Housing market declines in April; NAHB predicts continued "evolving slowdown"
Both single and multifamily housing starts fell: single-family starts dropped 5.6 percent to a pace of 1.535 million units, while multifamily housing construction plummeted 15.1 percent to a seasonally adjusted rate of 314,000 units. The National Association of Home Builders said the declining market was a natural response to "evolving market conditions."
"The declines in starts and permits for April reflect a natural payback for the weather-related surge in production earlier in the year, as well as builder adjustments to eroding demand and rising inventories," said NAHB chief economist David Seiders. "We continue to believe that the evolving slowdown represents an orderly adjustment toward more sustainable levels of housing production, following the record surge in 2005 that was fueled by extraordinary demand for single-family homes and condo units by investors/speculators."
He added that NAHB is forecasting a 6.1 percent decline in total housing starts this year, as the market levels out from the equivalent increases last year.
The regional patterns of housing starts were mixed in April. Construction of new homes and apartments rose 9.1 percent in the Northeast and 16.3 percent in the Midwest, in both cases following sizeable declines in March. Housing starts were down 16.0 percent in the South and 9.7 percent in the West.

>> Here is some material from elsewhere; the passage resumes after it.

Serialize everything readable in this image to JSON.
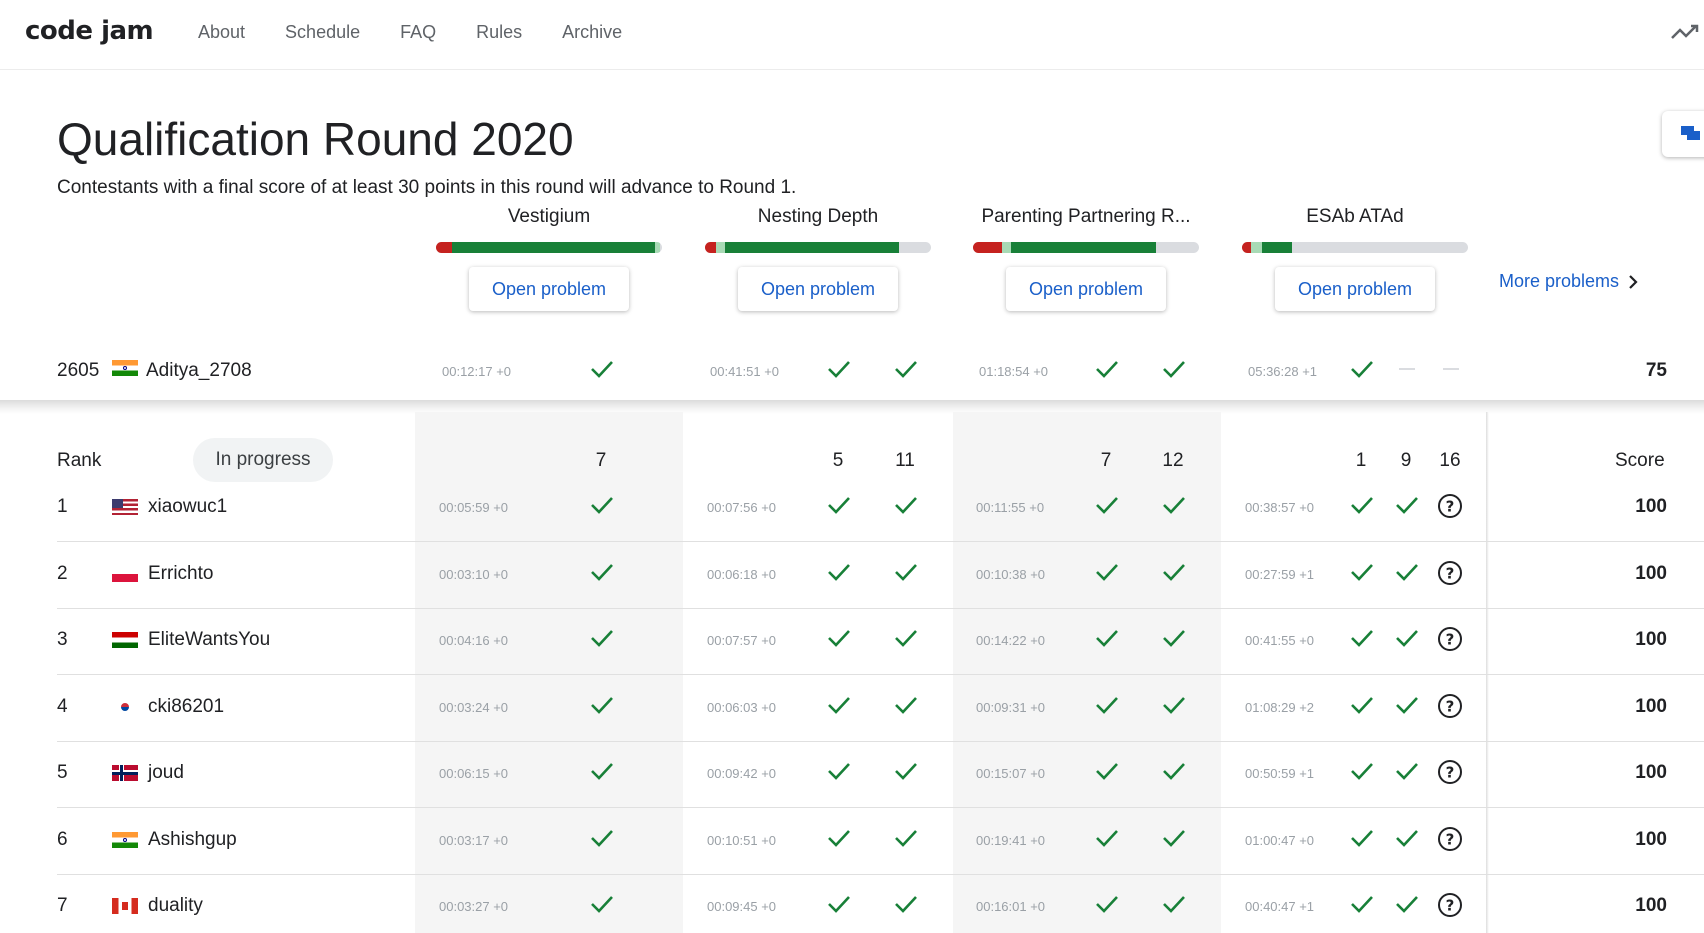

Issuance of total building permits decreased 5.4 percent in April to a seasonably adjusted annual rate of 1.984 million units, reflecting sizeable declines in the Northeast, Midwest and South along with a small increase in the West. Single family permit issuance was down 4.0 percent on a national basis to a pace of 1.502 million units. The pace of multifamily permit issuance dipped 9.4 percent to a pace of 482,000 units for the month.